* _Aim of the exercise_
Within the records that follow, find every line containing the string "class". Copy those lines.

App and web page records

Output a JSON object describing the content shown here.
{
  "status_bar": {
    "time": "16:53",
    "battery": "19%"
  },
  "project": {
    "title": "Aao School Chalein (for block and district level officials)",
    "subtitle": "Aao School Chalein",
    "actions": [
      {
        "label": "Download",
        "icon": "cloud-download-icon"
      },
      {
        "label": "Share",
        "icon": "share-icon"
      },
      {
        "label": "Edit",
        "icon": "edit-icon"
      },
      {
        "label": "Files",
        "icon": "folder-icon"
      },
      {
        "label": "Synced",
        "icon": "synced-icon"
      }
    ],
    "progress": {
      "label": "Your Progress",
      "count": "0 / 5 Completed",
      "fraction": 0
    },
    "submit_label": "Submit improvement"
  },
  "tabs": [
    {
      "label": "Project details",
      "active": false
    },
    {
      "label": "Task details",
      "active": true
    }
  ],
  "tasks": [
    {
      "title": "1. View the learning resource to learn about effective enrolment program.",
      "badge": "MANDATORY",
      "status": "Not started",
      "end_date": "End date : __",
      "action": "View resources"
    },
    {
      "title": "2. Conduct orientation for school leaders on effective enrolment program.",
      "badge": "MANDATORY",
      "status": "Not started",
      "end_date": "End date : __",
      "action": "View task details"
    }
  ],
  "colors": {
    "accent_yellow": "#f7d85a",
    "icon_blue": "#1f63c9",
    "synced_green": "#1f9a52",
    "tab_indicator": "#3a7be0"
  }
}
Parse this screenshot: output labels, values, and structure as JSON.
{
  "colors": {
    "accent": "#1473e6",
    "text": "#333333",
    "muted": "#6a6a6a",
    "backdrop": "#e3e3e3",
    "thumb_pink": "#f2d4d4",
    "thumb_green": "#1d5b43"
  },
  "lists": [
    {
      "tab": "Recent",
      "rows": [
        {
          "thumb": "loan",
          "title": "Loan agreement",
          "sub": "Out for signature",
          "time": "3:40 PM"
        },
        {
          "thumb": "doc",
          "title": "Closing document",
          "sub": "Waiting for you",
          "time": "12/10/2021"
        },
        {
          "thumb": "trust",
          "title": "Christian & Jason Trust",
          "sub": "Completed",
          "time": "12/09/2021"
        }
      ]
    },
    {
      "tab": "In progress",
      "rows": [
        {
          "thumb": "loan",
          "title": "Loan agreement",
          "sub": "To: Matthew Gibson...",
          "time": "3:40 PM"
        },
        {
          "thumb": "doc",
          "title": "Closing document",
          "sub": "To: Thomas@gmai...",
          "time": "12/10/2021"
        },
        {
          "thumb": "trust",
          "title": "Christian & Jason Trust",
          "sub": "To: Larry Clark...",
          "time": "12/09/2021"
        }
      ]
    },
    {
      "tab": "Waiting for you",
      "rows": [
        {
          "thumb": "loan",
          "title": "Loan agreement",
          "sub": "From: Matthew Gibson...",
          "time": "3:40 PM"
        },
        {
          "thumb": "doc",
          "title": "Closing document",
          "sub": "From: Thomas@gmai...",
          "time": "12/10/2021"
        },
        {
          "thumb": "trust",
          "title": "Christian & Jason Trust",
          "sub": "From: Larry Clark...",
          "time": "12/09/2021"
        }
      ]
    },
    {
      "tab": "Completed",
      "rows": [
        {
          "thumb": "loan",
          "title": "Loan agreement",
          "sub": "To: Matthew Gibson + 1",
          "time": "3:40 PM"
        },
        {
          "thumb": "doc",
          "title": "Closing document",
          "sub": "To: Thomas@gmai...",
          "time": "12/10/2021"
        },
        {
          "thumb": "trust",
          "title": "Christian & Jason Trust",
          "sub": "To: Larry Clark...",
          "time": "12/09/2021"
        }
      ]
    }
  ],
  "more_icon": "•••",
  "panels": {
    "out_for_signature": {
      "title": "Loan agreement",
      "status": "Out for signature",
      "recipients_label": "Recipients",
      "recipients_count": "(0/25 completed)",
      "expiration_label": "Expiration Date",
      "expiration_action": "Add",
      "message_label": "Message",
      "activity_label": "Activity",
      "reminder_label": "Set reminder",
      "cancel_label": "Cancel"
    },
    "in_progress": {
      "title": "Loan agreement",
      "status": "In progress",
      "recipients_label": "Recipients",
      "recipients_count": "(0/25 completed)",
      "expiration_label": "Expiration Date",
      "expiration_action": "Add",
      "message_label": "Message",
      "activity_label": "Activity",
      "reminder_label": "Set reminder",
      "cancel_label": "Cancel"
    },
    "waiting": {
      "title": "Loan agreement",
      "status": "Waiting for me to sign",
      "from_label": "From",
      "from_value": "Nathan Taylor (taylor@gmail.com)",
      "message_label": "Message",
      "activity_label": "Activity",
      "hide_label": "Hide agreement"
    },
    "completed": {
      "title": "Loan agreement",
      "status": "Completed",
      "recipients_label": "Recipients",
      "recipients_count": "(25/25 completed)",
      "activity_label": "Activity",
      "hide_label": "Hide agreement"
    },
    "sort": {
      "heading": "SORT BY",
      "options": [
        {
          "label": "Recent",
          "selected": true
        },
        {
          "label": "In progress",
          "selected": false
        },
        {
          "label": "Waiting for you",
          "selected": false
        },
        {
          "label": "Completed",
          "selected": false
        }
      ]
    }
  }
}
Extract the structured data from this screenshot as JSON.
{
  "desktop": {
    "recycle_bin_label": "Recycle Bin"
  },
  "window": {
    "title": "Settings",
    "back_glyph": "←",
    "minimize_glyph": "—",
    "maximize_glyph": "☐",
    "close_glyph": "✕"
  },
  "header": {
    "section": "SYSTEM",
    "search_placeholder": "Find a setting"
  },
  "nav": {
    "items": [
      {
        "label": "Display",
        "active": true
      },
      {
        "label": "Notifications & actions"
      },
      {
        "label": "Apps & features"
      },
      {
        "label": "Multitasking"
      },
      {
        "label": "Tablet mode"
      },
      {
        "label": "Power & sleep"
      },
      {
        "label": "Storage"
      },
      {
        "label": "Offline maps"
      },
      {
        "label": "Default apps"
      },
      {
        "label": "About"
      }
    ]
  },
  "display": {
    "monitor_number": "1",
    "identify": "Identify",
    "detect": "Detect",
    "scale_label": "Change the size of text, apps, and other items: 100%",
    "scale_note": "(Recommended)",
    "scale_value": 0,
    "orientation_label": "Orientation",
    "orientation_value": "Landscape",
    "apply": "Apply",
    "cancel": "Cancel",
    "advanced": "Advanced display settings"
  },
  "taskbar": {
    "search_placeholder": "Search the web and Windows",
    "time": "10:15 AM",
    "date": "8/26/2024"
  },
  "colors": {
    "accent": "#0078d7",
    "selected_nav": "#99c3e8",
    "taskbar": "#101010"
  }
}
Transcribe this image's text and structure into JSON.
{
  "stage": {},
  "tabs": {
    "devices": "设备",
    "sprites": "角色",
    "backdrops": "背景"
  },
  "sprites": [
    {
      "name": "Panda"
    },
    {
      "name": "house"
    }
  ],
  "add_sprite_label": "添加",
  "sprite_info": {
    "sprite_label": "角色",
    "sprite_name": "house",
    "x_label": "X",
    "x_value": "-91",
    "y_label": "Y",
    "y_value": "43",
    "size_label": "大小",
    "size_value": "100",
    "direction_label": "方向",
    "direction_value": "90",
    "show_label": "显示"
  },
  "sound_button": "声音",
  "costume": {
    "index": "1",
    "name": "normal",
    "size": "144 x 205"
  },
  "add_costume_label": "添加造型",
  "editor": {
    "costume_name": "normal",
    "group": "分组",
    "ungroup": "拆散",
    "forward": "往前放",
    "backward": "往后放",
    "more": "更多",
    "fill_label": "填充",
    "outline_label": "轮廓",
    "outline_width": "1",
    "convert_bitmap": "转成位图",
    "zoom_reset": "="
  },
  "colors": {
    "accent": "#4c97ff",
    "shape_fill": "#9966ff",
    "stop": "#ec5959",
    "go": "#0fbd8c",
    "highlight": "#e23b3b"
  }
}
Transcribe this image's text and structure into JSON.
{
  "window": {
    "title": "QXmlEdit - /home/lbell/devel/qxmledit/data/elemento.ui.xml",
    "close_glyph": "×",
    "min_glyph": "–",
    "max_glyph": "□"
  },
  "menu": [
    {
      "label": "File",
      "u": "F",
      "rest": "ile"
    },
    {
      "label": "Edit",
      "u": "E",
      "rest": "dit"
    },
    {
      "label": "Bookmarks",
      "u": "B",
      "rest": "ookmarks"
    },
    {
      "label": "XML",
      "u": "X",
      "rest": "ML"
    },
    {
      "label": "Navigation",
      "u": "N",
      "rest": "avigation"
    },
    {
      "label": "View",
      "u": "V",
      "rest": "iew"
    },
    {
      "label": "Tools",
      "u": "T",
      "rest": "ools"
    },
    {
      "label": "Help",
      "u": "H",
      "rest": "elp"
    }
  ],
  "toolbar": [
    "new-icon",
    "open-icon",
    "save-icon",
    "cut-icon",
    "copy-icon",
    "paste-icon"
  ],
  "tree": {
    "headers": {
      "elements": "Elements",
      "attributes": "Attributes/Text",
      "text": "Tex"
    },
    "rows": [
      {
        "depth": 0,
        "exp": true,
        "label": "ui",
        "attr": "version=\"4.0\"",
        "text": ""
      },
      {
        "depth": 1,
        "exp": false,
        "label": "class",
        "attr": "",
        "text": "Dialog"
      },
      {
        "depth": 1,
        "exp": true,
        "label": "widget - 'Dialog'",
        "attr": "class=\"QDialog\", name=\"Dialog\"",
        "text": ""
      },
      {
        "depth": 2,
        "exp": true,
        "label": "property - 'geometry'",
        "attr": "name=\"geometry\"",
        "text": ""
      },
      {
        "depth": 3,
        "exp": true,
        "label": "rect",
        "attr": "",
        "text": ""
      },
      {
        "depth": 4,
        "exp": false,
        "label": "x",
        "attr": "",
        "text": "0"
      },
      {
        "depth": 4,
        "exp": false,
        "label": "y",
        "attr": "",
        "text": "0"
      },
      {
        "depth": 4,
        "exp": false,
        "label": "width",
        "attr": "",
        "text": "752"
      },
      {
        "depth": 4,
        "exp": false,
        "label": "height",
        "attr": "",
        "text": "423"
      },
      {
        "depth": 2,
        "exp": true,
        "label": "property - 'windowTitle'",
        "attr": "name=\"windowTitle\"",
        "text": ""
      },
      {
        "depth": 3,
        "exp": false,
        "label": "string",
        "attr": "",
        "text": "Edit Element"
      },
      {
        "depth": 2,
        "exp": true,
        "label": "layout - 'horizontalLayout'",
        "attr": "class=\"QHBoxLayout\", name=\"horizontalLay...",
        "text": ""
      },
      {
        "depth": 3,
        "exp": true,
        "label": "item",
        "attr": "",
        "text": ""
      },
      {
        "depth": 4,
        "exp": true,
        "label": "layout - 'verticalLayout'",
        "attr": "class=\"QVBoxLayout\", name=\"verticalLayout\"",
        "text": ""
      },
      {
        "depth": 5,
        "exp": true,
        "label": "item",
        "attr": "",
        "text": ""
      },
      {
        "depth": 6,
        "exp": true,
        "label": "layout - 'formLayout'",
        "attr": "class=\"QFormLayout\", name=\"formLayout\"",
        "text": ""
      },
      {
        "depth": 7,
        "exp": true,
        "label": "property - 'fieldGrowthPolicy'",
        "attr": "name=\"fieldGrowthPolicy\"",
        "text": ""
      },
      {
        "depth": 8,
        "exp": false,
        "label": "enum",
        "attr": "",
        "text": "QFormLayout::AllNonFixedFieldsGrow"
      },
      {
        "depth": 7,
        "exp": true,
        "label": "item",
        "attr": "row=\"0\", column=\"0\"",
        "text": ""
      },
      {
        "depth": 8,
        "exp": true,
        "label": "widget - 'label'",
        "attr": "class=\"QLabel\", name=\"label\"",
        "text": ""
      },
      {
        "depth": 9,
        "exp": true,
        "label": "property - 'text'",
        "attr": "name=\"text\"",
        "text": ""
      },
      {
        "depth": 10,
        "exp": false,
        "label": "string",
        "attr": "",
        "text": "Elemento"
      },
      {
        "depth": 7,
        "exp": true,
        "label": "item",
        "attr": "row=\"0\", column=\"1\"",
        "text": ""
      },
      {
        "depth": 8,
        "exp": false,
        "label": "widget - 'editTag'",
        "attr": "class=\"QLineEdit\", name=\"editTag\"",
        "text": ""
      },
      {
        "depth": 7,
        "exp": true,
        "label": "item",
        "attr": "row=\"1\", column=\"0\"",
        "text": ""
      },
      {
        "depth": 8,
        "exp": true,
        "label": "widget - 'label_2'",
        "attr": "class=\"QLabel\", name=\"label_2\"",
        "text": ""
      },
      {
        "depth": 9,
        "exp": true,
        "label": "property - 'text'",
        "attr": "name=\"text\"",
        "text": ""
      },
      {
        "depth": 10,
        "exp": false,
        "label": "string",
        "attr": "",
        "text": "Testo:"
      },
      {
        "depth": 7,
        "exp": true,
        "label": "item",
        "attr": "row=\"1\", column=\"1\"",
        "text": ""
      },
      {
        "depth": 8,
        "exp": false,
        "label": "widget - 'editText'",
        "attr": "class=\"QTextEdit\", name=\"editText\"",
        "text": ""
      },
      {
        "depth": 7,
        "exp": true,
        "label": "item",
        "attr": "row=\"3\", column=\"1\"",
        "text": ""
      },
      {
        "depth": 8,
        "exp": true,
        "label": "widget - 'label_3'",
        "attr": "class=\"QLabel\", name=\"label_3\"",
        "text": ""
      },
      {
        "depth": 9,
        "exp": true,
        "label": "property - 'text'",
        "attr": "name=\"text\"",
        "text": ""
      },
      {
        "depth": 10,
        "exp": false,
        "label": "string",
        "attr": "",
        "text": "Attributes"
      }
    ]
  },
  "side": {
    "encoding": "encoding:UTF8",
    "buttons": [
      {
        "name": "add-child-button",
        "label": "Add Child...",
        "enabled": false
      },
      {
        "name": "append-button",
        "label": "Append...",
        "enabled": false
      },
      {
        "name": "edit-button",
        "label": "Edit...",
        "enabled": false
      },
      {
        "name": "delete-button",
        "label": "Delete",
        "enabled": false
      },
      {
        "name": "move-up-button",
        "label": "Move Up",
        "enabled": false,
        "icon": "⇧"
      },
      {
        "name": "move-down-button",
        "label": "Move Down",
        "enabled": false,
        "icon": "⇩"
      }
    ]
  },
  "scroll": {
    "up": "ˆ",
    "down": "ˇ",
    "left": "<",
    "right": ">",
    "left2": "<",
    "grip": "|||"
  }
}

* _Final answer_
        "label": "class",
        "attr": "class=\"QDialog\", name=\"Dialog\"",
        "attr": "class=\"QHBoxLayout\", name=\"horizontalLay...",
        "attr": "class=\"QVBoxLayout\", name=\"verticalLayout\"",
        "attr": "class=\"QFormLayout\", name=\"formLayout\"",
        "attr": "class=\"QLabel\", name=\"label\"",
        "attr": "class=\"QLineEdit\", name=\"editTag\"",
        "attr": "class=\"QLabel\", name=\"label_2\"",
        "attr": "class=\"QTextEdit\", name=\"editText\"",
        "attr": "class=\"QLabel\", name=\"label_3\"",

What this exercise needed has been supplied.